Exercise brief
Search the data for the word "icon" and copy each line that has it.

Excerpts from an interface dataset:
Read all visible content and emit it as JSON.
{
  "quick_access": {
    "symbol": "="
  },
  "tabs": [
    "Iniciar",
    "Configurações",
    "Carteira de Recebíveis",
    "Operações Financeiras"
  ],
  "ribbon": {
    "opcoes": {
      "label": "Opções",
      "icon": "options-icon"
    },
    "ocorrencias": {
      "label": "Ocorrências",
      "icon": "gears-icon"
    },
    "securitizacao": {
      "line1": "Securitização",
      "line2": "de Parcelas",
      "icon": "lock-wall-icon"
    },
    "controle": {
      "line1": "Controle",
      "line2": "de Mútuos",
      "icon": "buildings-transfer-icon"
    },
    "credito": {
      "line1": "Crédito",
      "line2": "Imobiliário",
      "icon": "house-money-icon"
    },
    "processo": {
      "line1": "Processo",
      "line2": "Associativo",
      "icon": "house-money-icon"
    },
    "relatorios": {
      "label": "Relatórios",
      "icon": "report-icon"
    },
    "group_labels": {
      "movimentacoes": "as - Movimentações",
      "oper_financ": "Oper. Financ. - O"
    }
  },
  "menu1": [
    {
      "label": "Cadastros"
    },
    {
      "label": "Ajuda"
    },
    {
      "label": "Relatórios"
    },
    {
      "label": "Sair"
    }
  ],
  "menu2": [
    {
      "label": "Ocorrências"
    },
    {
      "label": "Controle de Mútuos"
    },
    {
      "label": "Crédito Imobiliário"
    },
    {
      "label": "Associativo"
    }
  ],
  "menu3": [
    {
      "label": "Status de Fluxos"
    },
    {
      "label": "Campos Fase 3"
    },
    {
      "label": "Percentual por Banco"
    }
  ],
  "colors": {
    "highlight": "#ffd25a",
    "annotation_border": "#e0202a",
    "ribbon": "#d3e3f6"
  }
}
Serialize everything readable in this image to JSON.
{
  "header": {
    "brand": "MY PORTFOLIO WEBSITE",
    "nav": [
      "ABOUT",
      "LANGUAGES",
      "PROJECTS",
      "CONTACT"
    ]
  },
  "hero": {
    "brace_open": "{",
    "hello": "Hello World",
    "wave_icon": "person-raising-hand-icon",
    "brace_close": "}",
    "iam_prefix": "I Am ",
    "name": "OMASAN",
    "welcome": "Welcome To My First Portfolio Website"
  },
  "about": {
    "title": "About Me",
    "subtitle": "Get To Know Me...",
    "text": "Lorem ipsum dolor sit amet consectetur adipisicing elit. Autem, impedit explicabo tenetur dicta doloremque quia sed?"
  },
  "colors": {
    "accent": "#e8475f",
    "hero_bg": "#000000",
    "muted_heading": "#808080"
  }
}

Response to the exercise
      "icon": "options-icon"
      "icon": "gears-icon"
      "icon": "lock-wall-icon"
      "icon": "buildings-transfer-icon"
      "icon": "house-money-icon"
      "icon": "house-money-icon"
      "icon": "report-icon"
    "wave_icon": "person-raising-hand-icon",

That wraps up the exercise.